**INFORMATION GIVEN**
══════
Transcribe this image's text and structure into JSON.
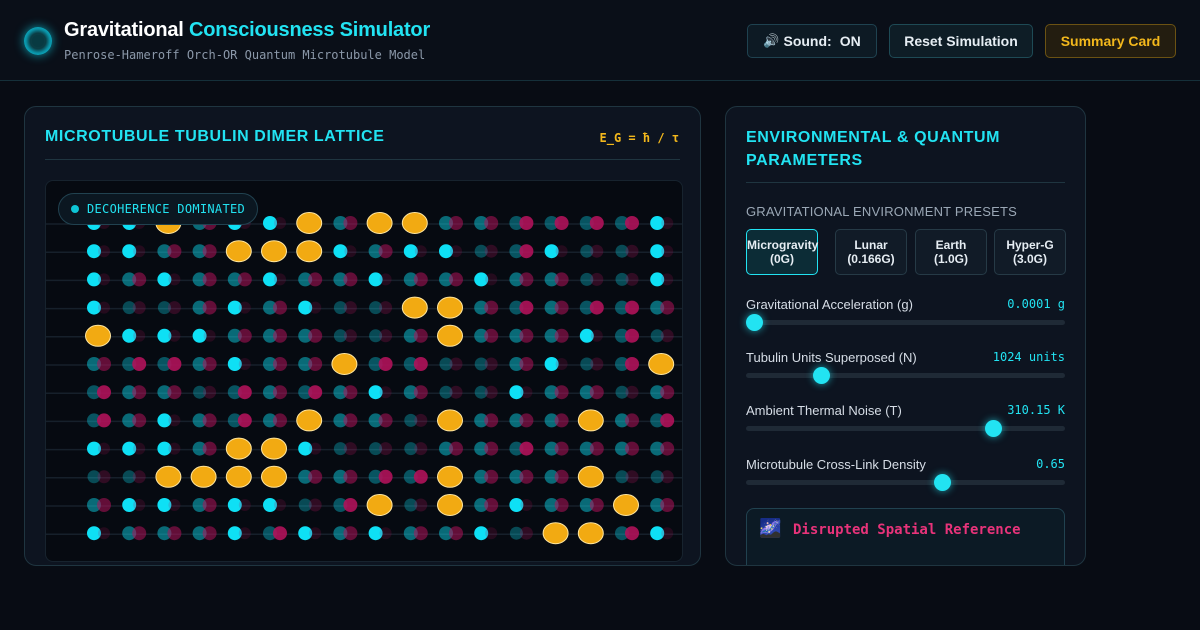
{
  "header": {
    "title_part1": "Gravitational",
    "title_part2": "Consciousness Simulator",
    "subtitle": "Penrose-Hameroff Orch-OR Quantum Microtubule Model",
    "sound_icon": "speaker-icon",
    "sound_label": "Sound:",
    "sound_value": "ON",
    "reset_label": "Reset Simulation",
    "summary_label": "Summary Card"
  },
  "lattice_panel": {
    "title": "MICROTUBULE TUBULIN DIMER LATTICE",
    "formula": "E_G = ħ / τ",
    "state_badge": "DECOHERENCE DOMINATED",
    "colors": {
      "coherent": "#0ee0f5",
      "decohered": "#b0125a",
      "superposed": "#f2aa12"
    },
    "grid": [
      "ccDhccDhDDhhddddchcchhDD",
      "cchhDDDchccsdcsscchhscch",
      "chchhchhchhchhsschhschch",
      "csshchcssDDhdhddhDhcchdh",
      "DccchhhsshDhhhcdsDddcdch",
      "hddhchhDddsshcsdDhscschc",
      "dhhsdhdhchsschhshhhccDDD",
      "dhchdhDhhsDhhhDhdddhdDdd",
      "ccchDDcssshhdhhhhsdhsDhD",
      "ssDDDDhhddDhhhDsshhhscDc",
      "hcchccsdDsDhchhDhhhcchDh",
      "chhhcdchchhcsDDdchdcdhhh"
    ]
  },
  "params_panel": {
    "title": "ENVIRONMENTAL & QUANTUM PARAMETERS",
    "presets_label": "GRAVITATIONAL ENVIRONMENT PRESETS",
    "presets": [
      {
        "name": "Microgravity",
        "value": "(0G)",
        "active": true
      },
      {
        "name": "Lunar",
        "value": "(0.166G)",
        "active": false
      },
      {
        "name": "Earth",
        "value": "(1.0G)",
        "active": false
      },
      {
        "name": "Hyper-G",
        "value": "(3.0G)",
        "active": false
      }
    ],
    "sliders": [
      {
        "label": "Gravitational Acceleration (g)",
        "value": "0.0001 g",
        "fraction": 0.0
      },
      {
        "label": "Tubulin Units Superposed (N)",
        "value": "1024 units",
        "fraction": 0.22
      },
      {
        "label": "Ambient Thermal Noise (T)",
        "value": "310.15 K",
        "fraction": 0.79
      },
      {
        "label": "Microtubule Cross-Link Density",
        "value": "0.65",
        "fraction": 0.62
      }
    ],
    "alert_icon": "galaxy-icon",
    "alert_text": "Disrupted Spatial Reference"
  }
}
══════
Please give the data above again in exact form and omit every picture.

**ANSWER SECTION**
Transcribe this image's text and structure into JSON.
{
  "header": {
    "title_part1": "Gravitational",
    "title_part2": "Consciousness Simulator",
    "subtitle": "Penrose-Hameroff Orch-OR Quantum Microtubule Model",
    "sound_icon": "speaker-icon",
    "sound_label": "Sound:",
    "sound_value": "ON",
    "reset_label": "Reset Simulation",
    "summary_label": "Summary Card"
  },
  "lattice_panel": {
    "title": "MICROTUBULE TUBULIN DIMER LATTICE",
    "formula": "E_G = ħ / τ",
    "state_badge": "DECOHERENCE DOMINATED",
    "colors": {
      "coherent": "#0ee0f5",
      "decohered": "#b0125a",
      "superposed": "#f2aa12"
    },
    "grid": [
      "ccDhccDhDDhhddddchcchhDD",
      "cchhDDDchccsdcsscchhscch",
      "chchhchhchhchhsschhschch",
      "csshchcssDDhdhddhDhcchdh",
      "DccchhhsshDhhhcdsDddcdch",
      "hddhchhDddsshcsdDhscschc",
      "dhhsdhdhchsschhshhhccDDD",
      "dhchdhDhhsDhhhDhdddhdDdd",
      "ccchDDcssshhdhhhhsdhsDhD",
      "ssDDDDhhddDhhhDsshhhscDc",
      "hcchccsdDsDhchhDhhhcchDh",
      "chhhcdchchhcsDDdchdcdhhh"
    ]
  },
  "params_panel": {
    "title": "ENVIRONMENTAL & QUANTUM PARAMETERS",
    "presets_label": "GRAVITATIONAL ENVIRONMENT PRESETS",
    "presets": [
      {
        "name": "Microgravity",
        "value": "(0G)",
        "active": true
      },
      {
        "name": "Lunar",
        "value": "(0.166G)",
        "active": false
      },
      {
        "name": "Earth",
        "value": "(1.0G)",
        "active": false
      },
      {
        "name": "Hyper-G",
        "value": "(3.0G)",
        "active": false
      }
    ],
    "sliders": [
      {
        "label": "Gravitational Acceleration (g)",
        "value": "0.0001 g",
        "fraction": 0.0
      },
      {
        "label": "Tubulin Units Superposed (N)",
        "value": "1024 units",
        "fraction": 0.22
      },
      {
        "label": "Ambient Thermal Noise (T)",
        "value": "310.15 K",
        "fraction": 0.79
      },
      {
        "label": "Microtubule Cross-Link Density",
        "value": "0.65",
        "fraction": 0.62
      }
    ],
    "alert_icon": "galaxy-icon",
    "alert_text": "Disrupted Spatial Reference"
  }
}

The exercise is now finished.